Rejection is an awful thing and then, even worse, it keeps giving. If a child perceives himself rejected by his family then he will inevitably have self-worth issues.
If a child thinks he/she has had rejection in childhood… they will act in a way that causes others to treat them similarly. They won’t stand up for themselves and others will perceive this and treat them accordingly.
We will all experience rejection in life, and hopefully we’ll go through it in a way to make us stronger in character!
However, we don’t want our children to develop an identity of rejection that will make life harder for them. We don’t want our children’s personalities to develop around their fear of rejection!
Keep short accounts to prevent rejection in childhood
Children need their accounts to be kept short. Let me explain…
Don’t let incidents, situations or emotions pile up. Don’t go to sleep pretending all will be well in the morning.
When my husband and I were first married and in the midst of conflict, my husband would suggest we just go to bed.

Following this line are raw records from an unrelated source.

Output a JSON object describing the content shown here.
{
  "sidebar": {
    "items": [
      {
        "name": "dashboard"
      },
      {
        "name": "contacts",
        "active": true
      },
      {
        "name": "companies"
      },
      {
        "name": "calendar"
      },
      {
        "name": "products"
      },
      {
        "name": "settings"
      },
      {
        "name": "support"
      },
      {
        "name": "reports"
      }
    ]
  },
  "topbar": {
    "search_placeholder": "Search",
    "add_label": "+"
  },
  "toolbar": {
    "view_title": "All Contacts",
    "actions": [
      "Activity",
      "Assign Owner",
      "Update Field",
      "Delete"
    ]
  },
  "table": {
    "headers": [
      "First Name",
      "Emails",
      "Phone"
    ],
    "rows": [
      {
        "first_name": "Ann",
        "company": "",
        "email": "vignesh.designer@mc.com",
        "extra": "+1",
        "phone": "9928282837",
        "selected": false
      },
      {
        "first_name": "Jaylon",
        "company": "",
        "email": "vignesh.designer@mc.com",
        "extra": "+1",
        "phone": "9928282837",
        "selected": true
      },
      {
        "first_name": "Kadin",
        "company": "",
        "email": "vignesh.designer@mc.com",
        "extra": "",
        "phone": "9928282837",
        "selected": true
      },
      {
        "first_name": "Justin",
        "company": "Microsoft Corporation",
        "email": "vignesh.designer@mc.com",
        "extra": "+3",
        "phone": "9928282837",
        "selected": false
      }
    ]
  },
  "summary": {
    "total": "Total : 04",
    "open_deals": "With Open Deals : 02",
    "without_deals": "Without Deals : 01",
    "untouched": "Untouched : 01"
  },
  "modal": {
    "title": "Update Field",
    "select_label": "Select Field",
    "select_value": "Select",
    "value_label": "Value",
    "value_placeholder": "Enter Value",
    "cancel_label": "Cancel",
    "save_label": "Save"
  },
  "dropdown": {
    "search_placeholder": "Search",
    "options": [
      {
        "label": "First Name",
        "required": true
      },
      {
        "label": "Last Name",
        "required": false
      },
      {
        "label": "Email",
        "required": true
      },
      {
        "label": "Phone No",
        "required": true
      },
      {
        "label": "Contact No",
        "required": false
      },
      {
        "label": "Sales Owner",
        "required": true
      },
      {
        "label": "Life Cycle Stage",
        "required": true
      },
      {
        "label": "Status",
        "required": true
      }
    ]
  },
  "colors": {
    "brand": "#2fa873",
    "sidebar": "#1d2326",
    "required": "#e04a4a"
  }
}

He thought sleeping on it would make it blow over. Unfortunately for him, I’d wake up in the morning even more ticked off.
With kids, even if moods are happier in the morning, that is not an indicator that things are resolved, it’s an indicator that things have been swept under the rug.
Pull out these fun connecting questions to share some laughs with your precious ones!
Use them at:
- meal times
- car rides
- as a “calm down” trick
- for dinner time conversation
- or any time the day is getting chaotic or
- you need a reset to connect.
Learn how your family handles things…
If you get angry with your kids and lose your temper… quickly sit down with them and talk it out. If you think they are feeling left out or unloved, don’t be flippant in how you deal with these issues.
Explain yourself thoroughly. You are only human and you will mess up and your children will still survive. There is a balance between being too sensitive and making sure our children know that we love them.
Watch sibling relationships
I read a tweet by Beth Moore ages ago that says “we should treat meanness as strictly as we would lying or stealing.” When it comes to kids, there is nothing more ugly than someone being mean and hateful just because.
A bully at home is arguably worse than a bully at school because if a sibling is the bully, the other siblings can’t escape him.
If we have a bully in our house then we need to protect our other children by dealing with it.
Rejection by siblings or constant feelings of inadequacy stemming from one siblings’ rejection of another will have dangerous effects that last a lifetime.
Now that I’ve scared us all into having nightmares that we’ve accidentally rejected our children – which is not what we have to worry about – let’s talk about how to avoid this.
Our children want to be loved by us and we want to love them. All we really have to do… is mean it and show it.
We don’t have to be perfect. Let me put it this way…we don’t have to be happy and cheerful, always have an even temper, or sit and read for hours to our kids. We just need to be around, emotionally available and free with our feelings and praise.
Trying to work through some mindsets that hold you back? These cards will help you get focus on the right things.Learn More
To make a child feel accepted…
- Purposefully talk to them
- Listen to them
- Hear their hearts
- Take them seriously
- Make time for them
- Be genuine
- Be available
No one is perfect and we don’t need to pretend to be perfect for our children. The essence of acceptance is that children feel they are loved based on their position as your child, not on their performance.
If we can manage that, we are doing well!